The June FDA/EPA advisory recommended that pregnant women limit their consumption of albacore tuna to six ounces weekly (FDA 2014a). EWG is more cautious:  we recommend that children, pregnant women and nursing mothers eat no more than two servings of albacore tuna per month, with the exact quantity depending on age and weight. [See EWG’s Seafood Calculator]
The June FDA/EPA advisory said canned light tuna was relatively lower in mercury (FDA 2014a). We disagree.  EWG recommends no more than one serving per week of light tuna for children and two servings for pregnant or nursing women.

If you don’t eat seafood

Omega-3s are important during pregnant and early childhood. But these fats are not as necessary for other adults, provided they eat an otherwise healthy diet. Pregnant women who don’t eat fish can find omega-3 fatty acids in fish oils, fortified foods and omega-3 supplements.

Oils containing the important omega-3 fatty acids DHA and EPA can be made from a variety of seafood species or extracted from algae. In general, dietary supplements are poorly regulated, so consumers cannot determine the supplements’ true omega-3 content.  Nor can they be sure mercury or other contaminants are not present. Few data are available on this problem.  Concentrations of mercury and other contaminants in supplements appear to be low and vary depending on the species of fish that serve as the basis for the particular supplement (Consumer Lab 2013, Covaci 2010, Foran 2003, Levine 2005).  Consumer Labs tests of fish oils sold in the U.S. found none with more than 0.01 parts per million mercury; in other words, a dose of a supplement contained less mercury than a single serving of most fish (Consumer Labs 2013).

Some milk, eggs and margarines are fortified with DHA.  Others foods, including canola oil, soybean oil, flax seeds, chia seeds and walnuts contain a third type of omega-3 fat known as alpha-lineoic acid or ALA, which the body can convert to DHA and EPA. However, people generally convert less than 10 percent of the ALA in their diet to EPA, which is then converted to DHA. This makes ALA consumption a less effective source of good fats, and less reliable option during pregnancy.

If you buy foods that claim to be fortified with omega-3s, check the product labels for DHA and ALA.  (No foods are supplemented with EPA.)  Nutritional guidelines suggest that women consume 250 milligrams of DHA and EPA daily during pregnancy.  Many foods contain far less.
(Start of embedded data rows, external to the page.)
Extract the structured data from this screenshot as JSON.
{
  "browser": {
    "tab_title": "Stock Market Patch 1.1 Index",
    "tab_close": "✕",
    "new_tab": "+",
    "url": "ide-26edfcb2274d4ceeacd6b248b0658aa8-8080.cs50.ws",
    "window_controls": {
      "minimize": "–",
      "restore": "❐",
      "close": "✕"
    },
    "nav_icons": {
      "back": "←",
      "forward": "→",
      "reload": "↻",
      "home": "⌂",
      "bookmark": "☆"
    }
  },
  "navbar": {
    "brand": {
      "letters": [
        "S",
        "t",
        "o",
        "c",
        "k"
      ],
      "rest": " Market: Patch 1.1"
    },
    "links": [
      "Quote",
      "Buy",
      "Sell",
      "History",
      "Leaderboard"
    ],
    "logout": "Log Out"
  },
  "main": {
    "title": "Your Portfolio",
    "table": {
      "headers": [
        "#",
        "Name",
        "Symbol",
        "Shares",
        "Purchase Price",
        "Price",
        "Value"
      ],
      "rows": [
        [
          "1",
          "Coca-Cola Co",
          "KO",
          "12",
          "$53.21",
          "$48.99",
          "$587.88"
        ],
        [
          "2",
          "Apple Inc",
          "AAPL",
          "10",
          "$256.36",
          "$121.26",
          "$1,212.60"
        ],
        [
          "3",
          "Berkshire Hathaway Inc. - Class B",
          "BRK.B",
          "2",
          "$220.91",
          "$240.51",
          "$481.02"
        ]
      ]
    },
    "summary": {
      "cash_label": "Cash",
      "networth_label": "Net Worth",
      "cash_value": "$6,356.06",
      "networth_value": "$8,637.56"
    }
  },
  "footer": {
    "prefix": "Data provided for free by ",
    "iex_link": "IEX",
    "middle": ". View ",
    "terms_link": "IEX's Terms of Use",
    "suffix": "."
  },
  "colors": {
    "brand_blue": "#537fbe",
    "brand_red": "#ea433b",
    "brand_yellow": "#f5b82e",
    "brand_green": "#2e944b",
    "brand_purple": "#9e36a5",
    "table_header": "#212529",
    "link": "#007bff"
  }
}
The U.S. government’s Medline database rates fish oil supplements as “effective” for people with high triglycerides and “likely effective” for people with heart disease. But fish oil supplements are rated only as “possibly effective” treatments for many other health conditions, including arthritis, stroke, osteoporosis, age-related eye disease and attention deficit-hyperactivity disorder (MedlinePlus 2014).

There is no reliable scientific evidence that pregnant women and nursing mothers who take omega-3 supplements have infants who enjoy benefits in growth, neurodevelopment and vision comparable to women who ate seafood during pregnancy (Campoy 2012).

Fish oil supplements appear to be slightly less beneficial for cardiac patients than a seafood-rich diet (Rizos 2012), perhaps because seafood has important trace nutrients like iodine, vitamin D, vitamin B12 and selenium. As well, people who eat seafood are probably less inclined to eat unhealthy proteins like fatty or highly processed meats.  

EWG recommends that women who are pregnant and anyone at risk for cardiac disease consult their physicians if they do not eat seafood frequently to discuss other ways to add omega-3s to their diets.